## ACTIVITY:
Going through the entries below, copy out each line that contains "JSON".

━━━ TASK INPUTS

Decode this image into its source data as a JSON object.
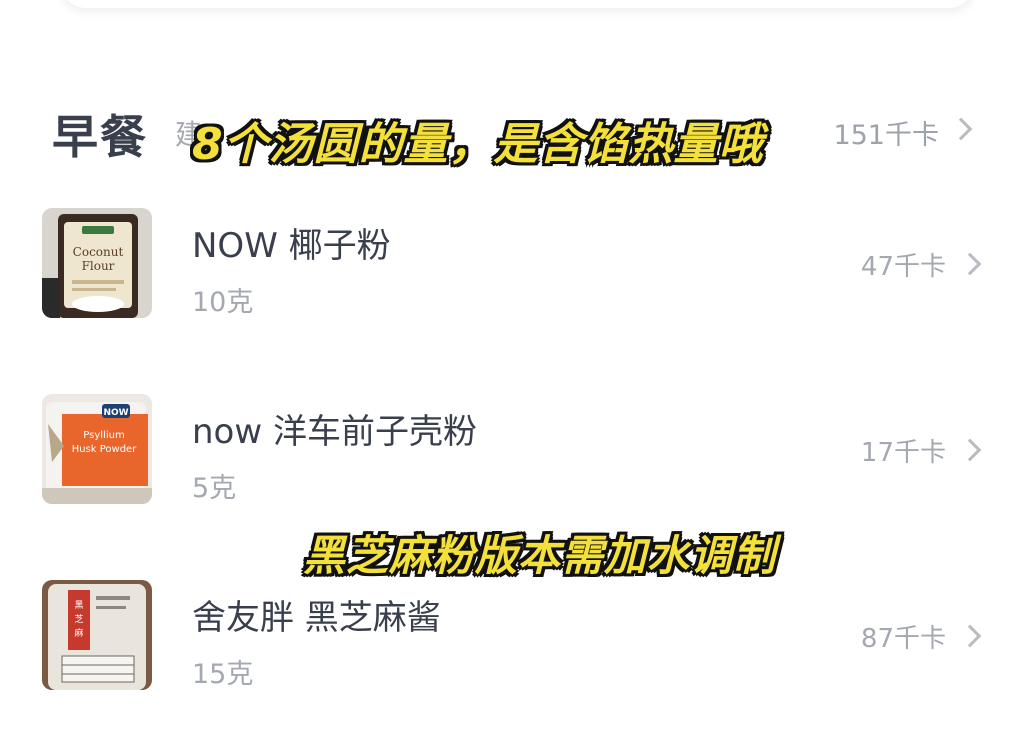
{
  "section": {
    "title": "早餐",
    "hint": "建",
    "total": "151千卡"
  },
  "items": [
    {
      "name": "NOW 椰子粉",
      "amount": "10克",
      "kcal": "47千卡",
      "thumb_icon": "coconut-flour-bag"
    },
    {
      "name": "now 洋车前子壳粉",
      "amount": "5克",
      "kcal": "17千卡",
      "thumb_icon": "psyllium-husk-bag"
    },
    {
      "name": "舍友胖 黑芝麻酱",
      "amount": "15克",
      "kcal": "87千卡",
      "thumb_icon": "sesame-paste-jar"
    }
  ],
  "overlay": {
    "caption_1": "8个汤圆的量，是含馅热量哦",
    "caption_2": "黑芝麻粉版本需加水调制"
  },
  "colors": {
    "title_text": "#3a3f4d",
    "secondary_text": "#a4a8b1",
    "caption_fill": "#f4e03a",
    "caption_outline": "#111111"
  }
}
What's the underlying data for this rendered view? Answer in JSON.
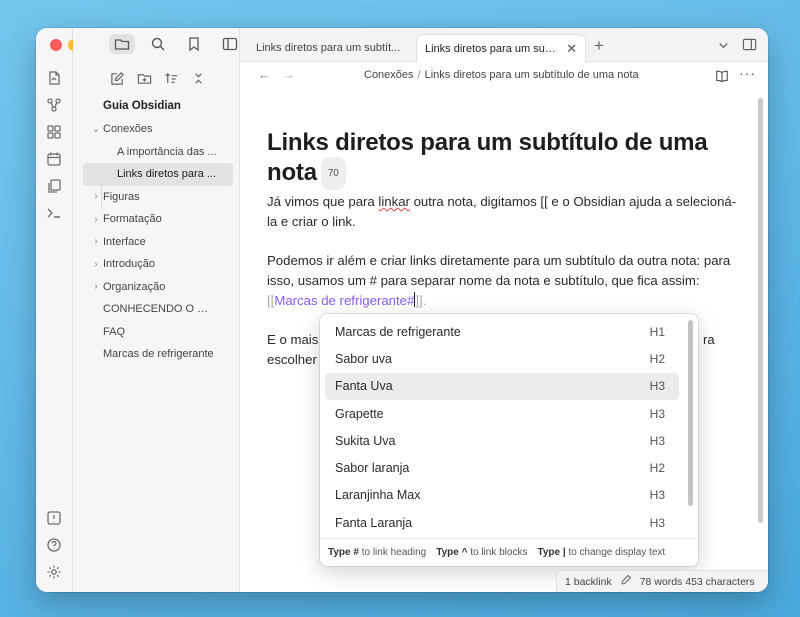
{
  "tabs": [
    {
      "label": "Links diretos para um subtít...",
      "active": false
    },
    {
      "label": "Links diretos para um sub...",
      "active": true
    }
  ],
  "sidebar": {
    "vault_title": "Guia Obsidian",
    "items": [
      {
        "label": "Conexões",
        "kind": "folder-open"
      },
      {
        "label": "A importância das ...",
        "kind": "child"
      },
      {
        "label": "Links diretos para ...",
        "kind": "child-selected"
      },
      {
        "label": "Figuras",
        "kind": "folder"
      },
      {
        "label": "Formatação",
        "kind": "folder"
      },
      {
        "label": "Interface",
        "kind": "folder"
      },
      {
        "label": "Introdução",
        "kind": "folder"
      },
      {
        "label": "Organização",
        "kind": "folder"
      },
      {
        "label": "CONHECENDO O OB...",
        "kind": "file"
      },
      {
        "label": "FAQ",
        "kind": "file"
      },
      {
        "label": "Marcas de refrigerante",
        "kind": "file"
      }
    ]
  },
  "breadcrumb": {
    "folder": "Conexões",
    "separator": "/",
    "note": "Links diretos para um subtítulo de uma nota"
  },
  "note": {
    "title": "Links diretos para um subtítulo de uma nota",
    "title_count": "70",
    "p1_before": "Já vimos que para ",
    "p1_word": "linkar",
    "p1_after": " outra nota, digitamos [[ e o Obsidian ajuda a selecioná-la e criar o link.",
    "p2_text": "Podemos ir além e criar links diretamente para um subtítulo da outra nota: para isso, usamos um # para separar nome da nota e subtítulo, que fica assim: ",
    "p2_open": "[[",
    "p2_link": "Marcas de refrigerante#",
    "p2_close": "]].",
    "p3_start": "E o mais",
    "p3_end": "ra",
    "p3_line2": "escolher"
  },
  "suggest": {
    "items": [
      {
        "label": "Marcas de refrigerante",
        "level": "H1",
        "active": false
      },
      {
        "label": "Sabor uva",
        "level": "H2",
        "active": false
      },
      {
        "label": "Fanta Uva",
        "level": "H3",
        "active": true
      },
      {
        "label": "Grapette",
        "level": "H3",
        "active": false
      },
      {
        "label": "Sukita Uva",
        "level": "H3",
        "active": false
      },
      {
        "label": "Sabor laranja",
        "level": "H2",
        "active": false
      },
      {
        "label": "Laranjinha Max",
        "level": "H3",
        "active": false
      },
      {
        "label": "Fanta Laranja",
        "level": "H3",
        "active": false
      }
    ],
    "footer": {
      "k1": "Type #",
      "t1": "to link heading",
      "k2": "Type ^",
      "t2": "to link blocks",
      "k3": "Type |",
      "t3": "to change display text"
    }
  },
  "status": {
    "backlinks": "1 backlink",
    "counts": "78 words 453 characters"
  },
  "colors": {
    "accent_link": "#8a5cf5",
    "traffic_red": "#ff5f57",
    "traffic_yellow": "#febc2e",
    "traffic_green": "#28c840"
  }
}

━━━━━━

## OUTPUT OF THE EXERCISE:
Decode this image into its source data as a JSON object.
What's the underlying data for this rendered view? Answer in JSON.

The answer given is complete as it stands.